Tentative Grading & Evaluation


Each student will be expected to scribe 1-2 lectures (10%) and participate in class discussions (10%). There will be three homeworks (5% each), one exam (20%), a paper presentation in the class (15%) and a (possibly collaborative) project and its brief presentation in the class (30%). A very strong project can potentially compensate the low grades in other parts.  Details about the project and ideas will be given in the second week of the class, though the general ideas can be seen from the course topics.


            Other Resources (from here)


            Tips for good technical writing

•           The elements of style by William Strunk Jr. and E. B. White (follow the "External links" at the bottom of this page for online copies of this book).

•           Writing a technical paper, by Professor Michael Ernst.

      •           Tips for writing technical papers, by Professor Jennifer Widom.
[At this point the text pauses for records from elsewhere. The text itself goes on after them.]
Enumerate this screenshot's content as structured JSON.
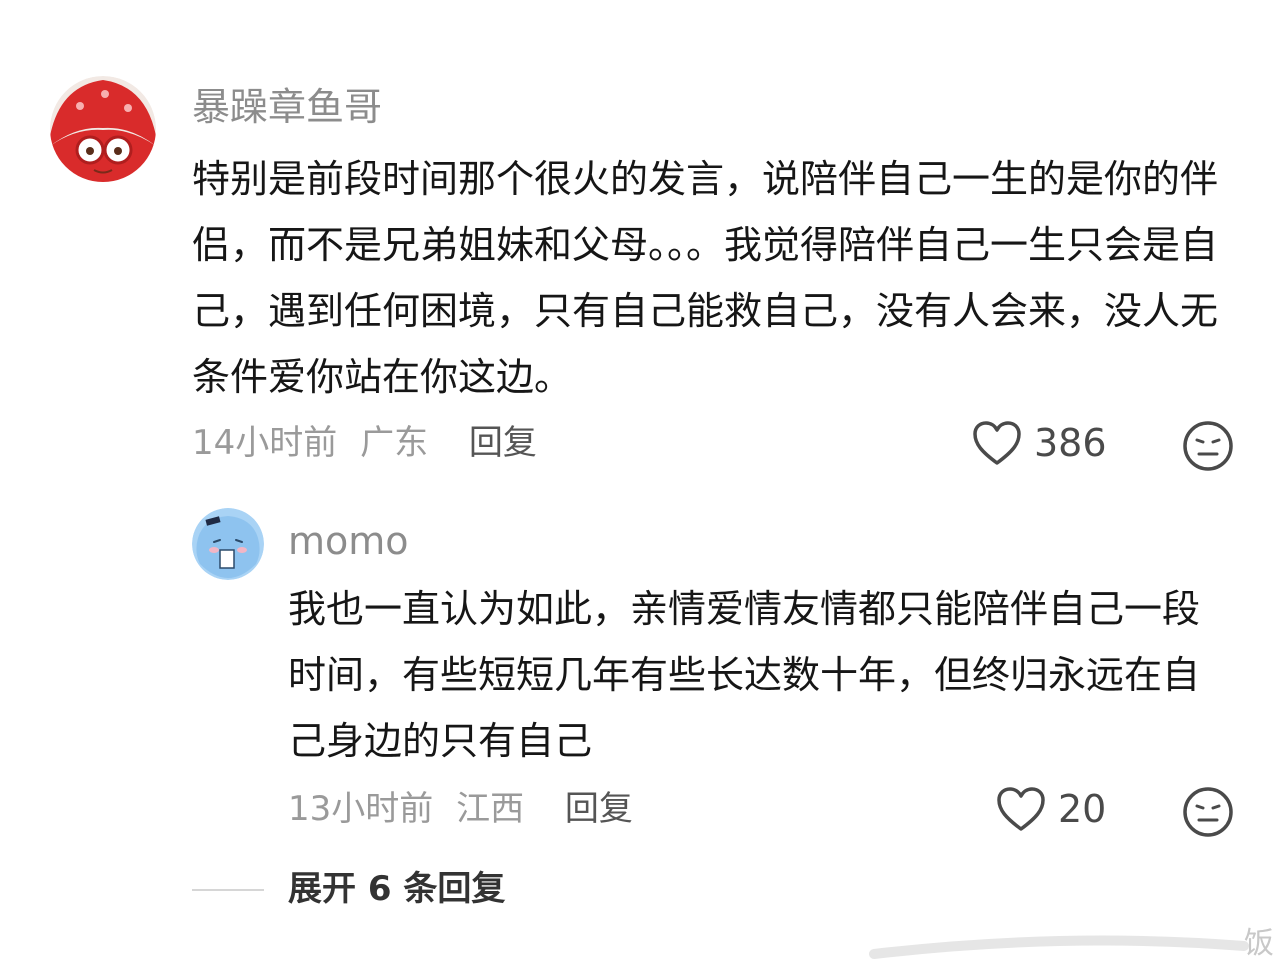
{
  "comment": {
    "username": "暴躁章鱼哥",
    "text": "特别是前段时间那个很火的发言，说陪伴自己一生的是你的伴侣，而不是兄弟姐妹和父母。。。我觉得陪伴自己一生只会是自己，遇到任何困境，只有自己能救自己，没有人会来，没人无条件爱你站在你这边。",
    "time": "14小时前",
    "location": "广东",
    "reply_label": "回复",
    "likes": "386"
  },
  "reply": {
    "username": "momo",
    "text": "我也一直认为如此，亲情爱情友情都只能陪伴自己一段时间，有些短短几年有些长达数十年，但终归永远在自己身边的只有自己",
    "time": "13小时前",
    "location": "江西",
    "reply_label": "回复",
    "likes": "20"
  },
  "expand": {
    "label": "展开 6 条回复"
  },
  "watermark": {
    "char": "饭"
  },
  "icons": {
    "like": "heart-outline-icon",
    "dislike": "neutral-face-icon"
  },
  "colors": {
    "username": "#8c8c8c",
    "meta": "#9a9a9a",
    "text": "#161616",
    "avatar_red": "#d92b2b",
    "avatar_blue": "#8ec3ef"
  }
}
•           Writing suggestions, by Professor Barton Miller.

•           How to write a dissertation, by Professor Douglas Comer (most of the content on this page applies to all forms of technical writing).


            Tips for effective presentation

•           Giving a technical talk, by Professor Michael Ernst.

•           Tips for a good conference talk, by Professor Jennifer Widom.

•           Oral presentation advice, by Professor Mark Hill.


General Information


Mohammad T. HajiAghayi

Time and Location:

Wednesdays from 1pm to 1:55pm at A.V. Williams 3258 and Wednesdays from 4pm-5:35pm at CSI 3118

Office hours:      

By appointment via e-mail OR the hour immediately following class.


3249 A.V. Williams




The first 8 letters of instructor’s last name (AT) cs (DOT) umd (DOT)  edu